**Page and application data records:**
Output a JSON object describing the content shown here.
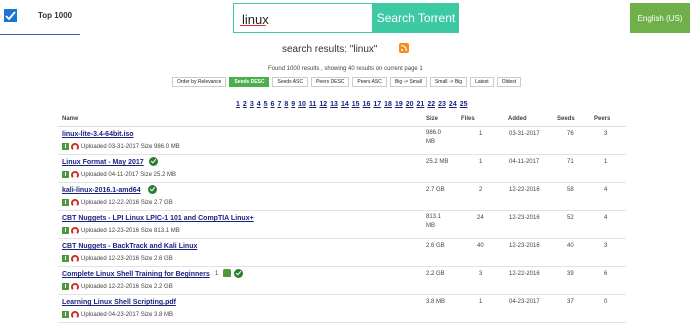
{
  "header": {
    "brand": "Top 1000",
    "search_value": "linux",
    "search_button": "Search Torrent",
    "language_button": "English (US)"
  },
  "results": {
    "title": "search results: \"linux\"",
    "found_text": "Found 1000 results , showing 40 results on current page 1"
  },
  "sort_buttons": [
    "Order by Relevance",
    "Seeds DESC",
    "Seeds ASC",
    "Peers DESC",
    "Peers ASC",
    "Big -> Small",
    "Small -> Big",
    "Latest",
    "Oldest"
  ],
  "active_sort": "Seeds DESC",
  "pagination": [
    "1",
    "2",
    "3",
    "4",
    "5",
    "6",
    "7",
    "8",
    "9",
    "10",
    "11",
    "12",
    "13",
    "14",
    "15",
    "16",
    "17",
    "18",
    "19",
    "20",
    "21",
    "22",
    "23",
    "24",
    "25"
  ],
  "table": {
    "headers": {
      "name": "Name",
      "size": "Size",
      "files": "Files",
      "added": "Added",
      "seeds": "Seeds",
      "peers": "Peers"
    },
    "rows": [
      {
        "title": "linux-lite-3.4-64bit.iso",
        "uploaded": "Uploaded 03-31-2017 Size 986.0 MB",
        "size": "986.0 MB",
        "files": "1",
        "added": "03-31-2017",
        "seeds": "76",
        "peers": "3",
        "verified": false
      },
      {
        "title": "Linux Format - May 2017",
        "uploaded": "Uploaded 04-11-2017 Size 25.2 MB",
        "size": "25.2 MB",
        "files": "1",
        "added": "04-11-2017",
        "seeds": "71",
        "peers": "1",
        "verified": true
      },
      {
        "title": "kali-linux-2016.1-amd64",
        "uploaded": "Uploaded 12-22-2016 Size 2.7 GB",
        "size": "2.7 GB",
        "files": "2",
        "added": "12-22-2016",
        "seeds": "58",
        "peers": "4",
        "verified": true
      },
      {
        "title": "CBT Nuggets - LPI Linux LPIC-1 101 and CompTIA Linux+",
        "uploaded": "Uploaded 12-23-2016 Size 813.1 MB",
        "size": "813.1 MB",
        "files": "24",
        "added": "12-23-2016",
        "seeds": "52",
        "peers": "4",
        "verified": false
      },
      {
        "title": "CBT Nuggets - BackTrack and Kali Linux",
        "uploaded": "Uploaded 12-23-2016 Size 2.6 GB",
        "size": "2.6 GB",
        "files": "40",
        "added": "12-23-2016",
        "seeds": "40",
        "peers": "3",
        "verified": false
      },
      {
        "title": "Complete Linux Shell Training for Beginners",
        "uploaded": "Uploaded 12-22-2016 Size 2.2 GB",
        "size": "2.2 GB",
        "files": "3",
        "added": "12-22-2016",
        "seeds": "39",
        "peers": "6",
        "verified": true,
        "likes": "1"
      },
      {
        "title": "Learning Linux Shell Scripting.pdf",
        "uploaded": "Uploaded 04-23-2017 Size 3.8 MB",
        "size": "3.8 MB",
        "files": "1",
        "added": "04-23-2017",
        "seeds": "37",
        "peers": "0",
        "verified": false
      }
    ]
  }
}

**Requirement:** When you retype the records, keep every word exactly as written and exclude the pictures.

**Result of this exercise:**
Output a JSON object describing the content shown here.
{
  "header": {
    "brand": "Top 1000",
    "search_value": "linux",
    "search_button": "Search Torrent",
    "language_button": "English (US)"
  },
  "results": {
    "title": "search results: \"linux\"",
    "found_text": "Found 1000 results , showing 40 results on current page 1"
  },
  "sort_buttons": [
    "Order by Relevance",
    "Seeds DESC",
    "Seeds ASC",
    "Peers DESC",
    "Peers ASC",
    "Big -> Small",
    "Small -> Big",
    "Latest",
    "Oldest"
  ],
  "active_sort": "Seeds DESC",
  "pagination": [
    "1",
    "2",
    "3",
    "4",
    "5",
    "6",
    "7",
    "8",
    "9",
    "10",
    "11",
    "12",
    "13",
    "14",
    "15",
    "16",
    "17",
    "18",
    "19",
    "20",
    "21",
    "22",
    "23",
    "24",
    "25"
  ],
  "table": {
    "headers": {
      "name": "Name",
      "size": "Size",
      "files": "Files",
      "added": "Added",
      "seeds": "Seeds",
      "peers": "Peers"
    },
    "rows": [
      {
        "title": "linux-lite-3.4-64bit.iso",
        "uploaded": "Uploaded 03-31-2017 Size 986.0 MB",
        "size": "986.0 MB",
        "files": "1",
        "added": "03-31-2017",
        "seeds": "76",
        "peers": "3",
        "verified": false
      },
      {
        "title": "Linux Format - May 2017",
        "uploaded": "Uploaded 04-11-2017 Size 25.2 MB",
        "size": "25.2 MB",
        "files": "1",
        "added": "04-11-2017",
        "seeds": "71",
        "peers": "1",
        "verified": true
      },
      {
        "title": "kali-linux-2016.1-amd64",
        "uploaded": "Uploaded 12-22-2016 Size 2.7 GB",
        "size": "2.7 GB",
        "files": "2",
        "added": "12-22-2016",
        "seeds": "58",
        "peers": "4",
        "verified": true
      },
      {
        "title": "CBT Nuggets - LPI Linux LPIC-1 101 and CompTIA Linux+",
        "uploaded": "Uploaded 12-23-2016 Size 813.1 MB",
        "size": "813.1 MB",
        "files": "24",
        "added": "12-23-2016",
        "seeds": "52",
        "peers": "4",
        "verified": false
      },
      {
        "title": "CBT Nuggets - BackTrack and Kali Linux",
        "uploaded": "Uploaded 12-23-2016 Size 2.6 GB",
        "size": "2.6 GB",
        "files": "40",
        "added": "12-23-2016",
        "seeds": "40",
        "peers": "3",
        "verified": false
      },
      {
        "title": "Complete Linux Shell Training for Beginners",
        "uploaded": "Uploaded 12-22-2016 Size 2.2 GB",
        "size": "2.2 GB",
        "files": "3",
        "added": "12-22-2016",
        "seeds": "39",
        "peers": "6",
        "verified": true,
        "likes": "1"
      },
      {
        "title": "Learning Linux Shell Scripting.pdf",
        "uploaded": "Uploaded 04-23-2017 Size 3.8 MB",
        "size": "3.8 MB",
        "files": "1",
        "added": "04-23-2017",
        "seeds": "37",
        "peers": "0",
        "verified": false
      }
    ]
  }
}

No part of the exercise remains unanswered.